THE DATA:
================================

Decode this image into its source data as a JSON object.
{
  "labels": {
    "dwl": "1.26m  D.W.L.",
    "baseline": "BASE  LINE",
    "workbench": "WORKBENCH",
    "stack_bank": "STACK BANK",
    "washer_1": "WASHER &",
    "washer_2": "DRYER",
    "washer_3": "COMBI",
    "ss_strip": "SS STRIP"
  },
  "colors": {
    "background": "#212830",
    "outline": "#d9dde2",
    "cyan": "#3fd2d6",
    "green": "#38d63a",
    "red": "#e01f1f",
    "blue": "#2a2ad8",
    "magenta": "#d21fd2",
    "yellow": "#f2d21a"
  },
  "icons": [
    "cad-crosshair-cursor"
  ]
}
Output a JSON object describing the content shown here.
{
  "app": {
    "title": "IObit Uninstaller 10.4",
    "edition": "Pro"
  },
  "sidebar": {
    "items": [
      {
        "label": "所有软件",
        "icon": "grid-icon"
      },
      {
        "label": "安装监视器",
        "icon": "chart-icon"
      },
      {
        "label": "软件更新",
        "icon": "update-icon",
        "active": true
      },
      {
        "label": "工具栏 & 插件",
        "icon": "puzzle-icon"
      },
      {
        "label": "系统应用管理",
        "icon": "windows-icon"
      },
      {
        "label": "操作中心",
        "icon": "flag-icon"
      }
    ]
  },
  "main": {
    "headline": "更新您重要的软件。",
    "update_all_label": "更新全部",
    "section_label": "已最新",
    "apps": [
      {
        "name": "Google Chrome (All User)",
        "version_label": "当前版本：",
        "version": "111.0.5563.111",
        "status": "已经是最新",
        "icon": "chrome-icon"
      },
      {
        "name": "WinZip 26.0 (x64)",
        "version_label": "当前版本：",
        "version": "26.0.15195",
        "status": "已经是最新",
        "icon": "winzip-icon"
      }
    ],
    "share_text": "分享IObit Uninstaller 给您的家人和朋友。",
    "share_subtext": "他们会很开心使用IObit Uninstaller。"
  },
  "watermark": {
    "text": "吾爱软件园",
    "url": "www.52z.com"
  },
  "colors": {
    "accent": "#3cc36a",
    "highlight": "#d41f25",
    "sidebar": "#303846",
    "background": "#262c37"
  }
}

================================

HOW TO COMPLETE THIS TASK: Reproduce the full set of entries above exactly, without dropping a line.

RESULT OF THIS TASK:
Decode this image into its source data as a JSON object.
{
  "labels": {
    "dwl": "1.26m  D.W.L.",
    "baseline": "BASE  LINE",
    "workbench": "WORKBENCH",
    "stack_bank": "STACK BANK",
    "washer_1": "WASHER &",
    "washer_2": "DRYER",
    "washer_3": "COMBI",
    "ss_strip": "SS STRIP"
  },
  "colors": {
    "background": "#212830",
    "outline": "#d9dde2",
    "cyan": "#3fd2d6",
    "green": "#38d63a",
    "red": "#e01f1f",
    "blue": "#2a2ad8",
    "magenta": "#d21fd2",
    "yellow": "#f2d21a"
  },
  "icons": [
    "cad-crosshair-cursor"
  ]
}
Output a JSON object describing the content shown here.
{
  "app": {
    "title": "IObit Uninstaller 10.4",
    "edition": "Pro"
  },
  "sidebar": {
    "items": [
      {
        "label": "所有软件",
        "icon": "grid-icon"
      },
      {
        "label": "安装监视器",
        "icon": "chart-icon"
      },
      {
        "label": "软件更新",
        "icon": "update-icon",
        "active": true
      },
      {
        "label": "工具栏 & 插件",
        "icon": "puzzle-icon"
      },
      {
        "label": "系统应用管理",
        "icon": "windows-icon"
      },
      {
        "label": "操作中心",
        "icon": "flag-icon"
      }
    ]
  },
  "main": {
    "headline": "更新您重要的软件。",
    "update_all_label": "更新全部",
    "section_label": "已最新",
    "apps": [
      {
        "name": "Google Chrome (All User)",
        "version_label": "当前版本：",
        "version": "111.0.5563.111",
        "status": "已经是最新",
        "icon": "chrome-icon"
      },
      {
        "name": "WinZip 26.0 (x64)",
        "version_label": "当前版本：",
        "version": "26.0.15195",
        "status": "已经是最新",
        "icon": "winzip-icon"
      }
    ],
    "share_text": "分享IObit Uninstaller 给您的家人和朋友。",
    "share_subtext": "他们会很开心使用IObit Uninstaller。"
  },
  "watermark": {
    "text": "吾爱软件园",
    "url": "www.52z.com"
  },
  "colors": {
    "accent": "#3cc36a",
    "highlight": "#d41f25",
    "sidebar": "#303846",
    "background": "#262c37"
  }
}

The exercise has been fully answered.